Magic and style go hand in hand.
Especially since the start of this new era of street and close-up magic, performers have not been content to wear the tried and true tux-and-tails type of outfit. They instead incorporated parts of their own sense of style into their presentation. David Blaine wore T-shirts in “Street Magic” for a reason: He knew he was going to perform for people in public places, and needed to dress appropriately.
Here’s the best part: Our style can be incorporated into our magic. How many of us say we’re just card guys? How many of us think that the only way to express our magic is through a deck of playing cards?
The best of today’s magicians don’t think that way.

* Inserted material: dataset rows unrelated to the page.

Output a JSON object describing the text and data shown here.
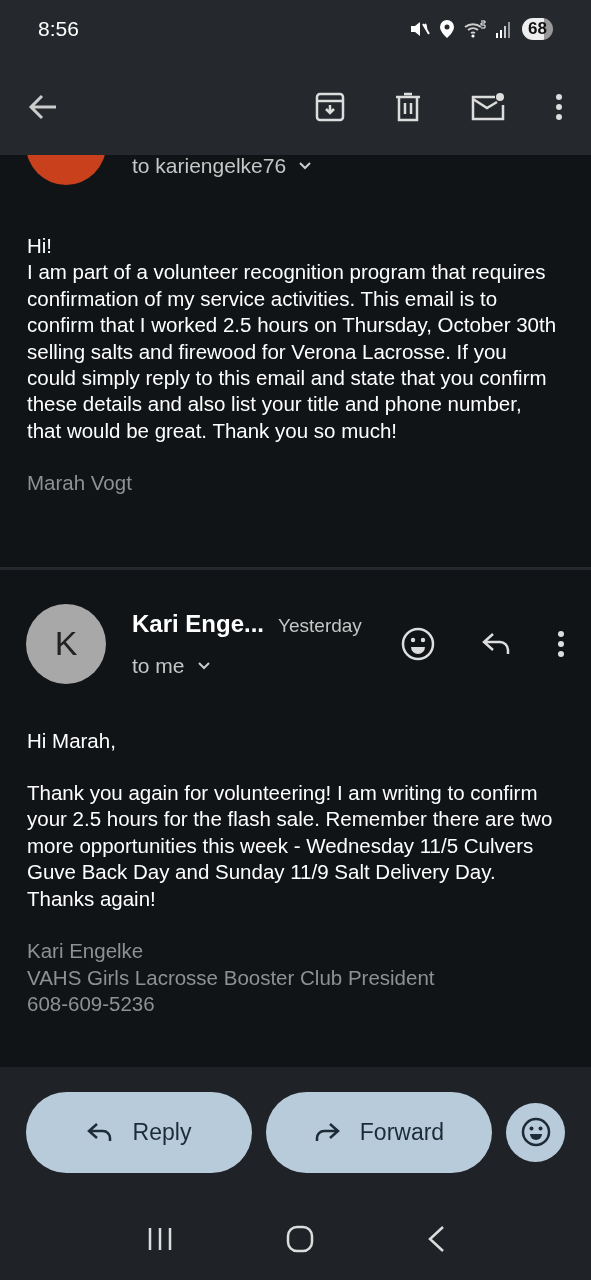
{
  "status_bar": {
    "time": "8:56",
    "battery": "68"
  },
  "messages": [
    {
      "color": "#c8401c",
      "recipient": "to kariengelke76",
      "body": [
        "Hi!\nI am part of a volunteer recognition program that requires confirmation of my service activities. This email is to confirm that I worked 2.5 hours on Thursday, October 30th selling salts and firewood for Verona Lacrosse. If you could simply reply to this email and state that you confirm these details and also list your title and phone number, that would be great. Thank you so much!"
      ],
      "signature": [
        "Marah Vogt"
      ]
    },
    {
      "avatar_letter": "K",
      "color": "#a8a8a8",
      "sender": "Kari Enge...",
      "time": "Yesterday",
      "recipient": "to me",
      "body": [
        "Hi Marah,",
        "Thank you again for volunteering! I am writing to confirm your 2.5 hours for the flash sale. Remember there are two more opportunities this week - Wednesday 11/5 Culvers Guve Back Day and Sunday 11/9 Salt Delivery Day. Thanks again!"
      ],
      "signature": [
        "Kari Engelke",
        "VAHS Girls Lacrosse Booster Club President",
        "608-609-5236"
      ]
    }
  ],
  "actions": [
    {
      "kind": "reply",
      "label": "Reply"
    },
    {
      "kind": "forward",
      "label": "Forward"
    },
    {
      "kind": "emoji"
    }
  ]
}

Production director Peter McKinnon didn’t think that way. He kept a leather notebook filled with ideas that he would perform regularly. And he didn’t stick to cards. He used coins, gimmicks and much more for his performances.
Some of those ideas were published for the first time to the magic community in Lock Stock & Riot. The six-routine project includes a tie production from the act of taking off a hat (Suit Up) and an intensely visual ring disappearance (Pantheon). Even the card work in Lock Stock & Riot has a wide range, from a pure flourish in Breakdown to a beautiful piece of magic in Pandora.
Lock Stock & Riot reveals P:M at some of his creative best, because he looked around at the things that inspired him and gave them new magical meaning. These are ideas inspired by the things around him, and they likely would have stayed in his notebook if it hadn’t been for prodding from Team E. The video, in addition to teaching six incredible routines, teaches that everything about you can inspire something your spectators will love. What do you see? And what can you do with it?
If you don’t have Lock Stock & Riot, now is your chance. Dive in.